• _The data_
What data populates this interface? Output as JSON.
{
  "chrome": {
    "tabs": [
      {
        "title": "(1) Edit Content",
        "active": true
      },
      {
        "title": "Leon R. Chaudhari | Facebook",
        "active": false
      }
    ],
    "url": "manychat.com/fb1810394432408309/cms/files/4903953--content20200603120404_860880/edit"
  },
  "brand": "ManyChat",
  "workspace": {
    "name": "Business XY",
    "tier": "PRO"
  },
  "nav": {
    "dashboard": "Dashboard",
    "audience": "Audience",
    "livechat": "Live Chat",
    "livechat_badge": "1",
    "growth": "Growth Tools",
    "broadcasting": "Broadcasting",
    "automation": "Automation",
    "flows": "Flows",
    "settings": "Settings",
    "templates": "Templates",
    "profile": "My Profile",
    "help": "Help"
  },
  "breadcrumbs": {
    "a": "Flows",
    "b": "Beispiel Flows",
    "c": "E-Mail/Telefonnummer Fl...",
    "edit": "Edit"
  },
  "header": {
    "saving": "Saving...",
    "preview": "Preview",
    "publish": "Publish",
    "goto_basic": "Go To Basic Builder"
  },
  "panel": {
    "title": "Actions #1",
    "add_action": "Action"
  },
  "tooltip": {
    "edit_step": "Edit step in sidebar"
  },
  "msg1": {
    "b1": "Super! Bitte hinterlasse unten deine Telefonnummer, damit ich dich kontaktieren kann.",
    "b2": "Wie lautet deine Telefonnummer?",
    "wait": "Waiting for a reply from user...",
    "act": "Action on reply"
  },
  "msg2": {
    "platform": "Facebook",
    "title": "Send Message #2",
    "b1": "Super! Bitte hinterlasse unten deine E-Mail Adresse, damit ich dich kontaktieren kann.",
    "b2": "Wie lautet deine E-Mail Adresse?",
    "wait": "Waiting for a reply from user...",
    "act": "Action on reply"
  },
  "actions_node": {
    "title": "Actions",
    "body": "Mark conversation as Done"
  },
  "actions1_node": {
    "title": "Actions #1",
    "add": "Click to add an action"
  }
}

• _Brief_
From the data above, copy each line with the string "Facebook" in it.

• _Final answer_
        "title": "Leon R. Chaudhari | Facebook",
    "platform": "Facebook",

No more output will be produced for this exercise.